Excluding its satellite unit, Boeing's military and space division, the No. 2 U.S. defense contractor and a major supplier to the U.S. space agency, posted generally strong results.

"They haven't totally turned the corner. These results are mixed and it's going to be a tough third quarter," said analyst Steve Mather at Sanders Morris Harris.

Second-quarter revenue fell to $12.79 billion from $13.86 billion a year earlier, reflecting a slump in jetliner sales. Airlines have delayed or canceled hundreds of jets on order, and several carriers have declared bankruptcy.

But Boeing rival Airbus SAS (search) has built a larger order backlog and expects to deliver more jets than Boeing for the first time this year.

Boeing cut its forecast for commercial jet deliveries in 2004 to a range of 275 to 290, from a prior estimate of 275 to 300. It said it had booked firm orders for 90 percent of those projected 2004 deliveries, or about 248 aircraft, and was on track to deliver 280 jetliners this year.

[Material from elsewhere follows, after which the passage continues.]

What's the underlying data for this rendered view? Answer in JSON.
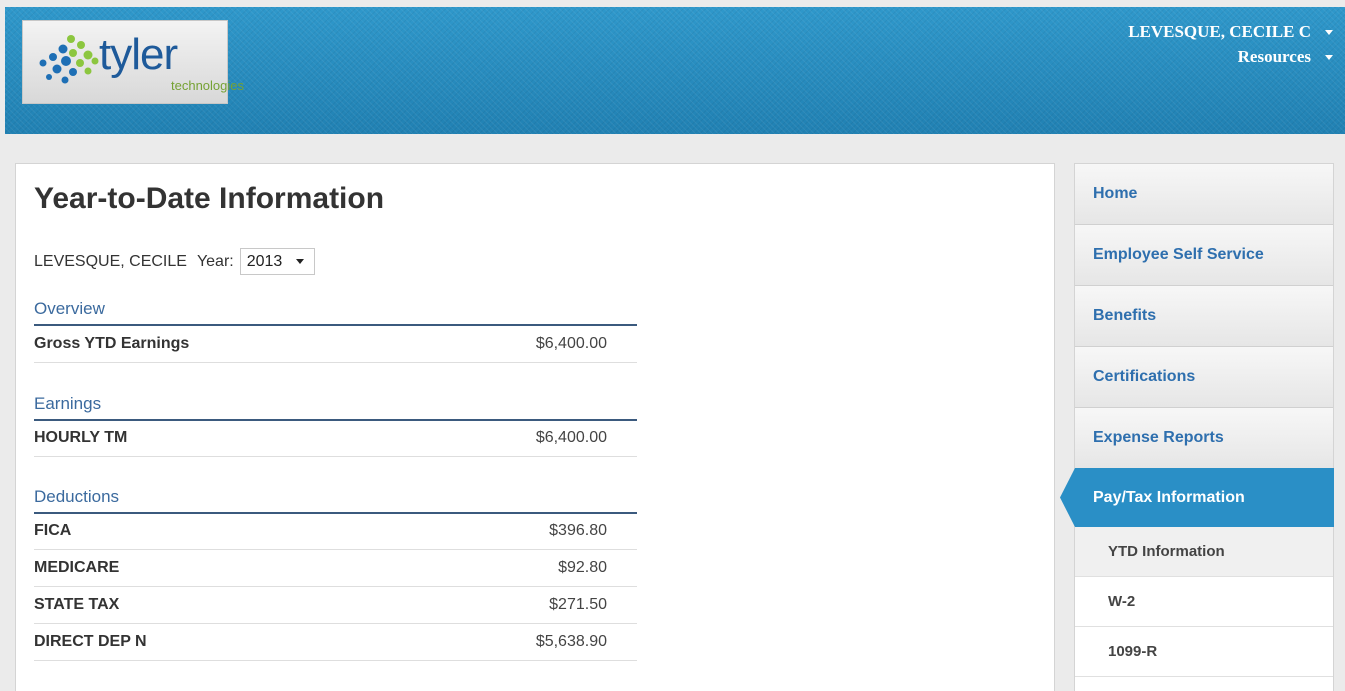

Boeing delivered 381 jetliners last year and 527 in 2001.

The Chicago-based company shaved its 2004 revenue forecast to $52 billion from a previous range of $52 billion to $54 billion. The cut reflects weak commercial jet sales, reduced revenue from spare parts and services, and weakness in the commercial satellite and launch market.

Along with the reduced revenue forecast, Boeing cut its 2004 profit outlook to a range of $1.75 to $1.95 per share, from $2.10 to $2.30.

757 Program Under Scrutiny

Boeing officials said they may have to decide whether to shut down the 757 (search) program, already reduced to one aircraft a month, in a year or so if the mid-sized jet fails to add to its backlog of just 18 orders.

A shutdown would result in a charge of about $200 million, cutting net profit by perhaps $100 million, but several current sales campaigns could keep the line going, they said.

Officials said the outbreak of Severe Acute Respiratory Syndrome (search) had dampened travel demand and aircraft orders from Asia.

Still, anecdotal signs of improvement suggest the end of the slump is nearing, though U.S. airlines remain particularly weak, Boeing Chairman Phil Condit told reporters and analysts on a teleconference.

He cited traffic data around world, especially "the rebound that began in the middle of June in the Asian carriers and watching traffic come back in Asia."

The special charges in the second quarter at Boeing's defense and space unit, which reduced profits by $693 million, or 87 cents per share, reflected persistent problems in the satellite-making unit and a lack of demand for commercial satellite launches by its Delta IV rocket (search) program.

Boeing's military aircraft and weapons business saw profits grow even as revenue fell 4 percent to $2.5 billion.

For the 2003 first quarter, Boeing reported a net loss of $478 million, including one-time charges. For the 2002 second quarter, it posted a profit of $779 million, including one-time gains.

Boeing's Seattle-based jetliner unit last week said it would fire up to 5,000 employees, adding to the 35,000 jobs already cut since the Sept. 11, 2001, attacks on the United States.

Boeing shares recovered from an early drop to end 12 cents higher at $32.69 on the New York Stock Exchange.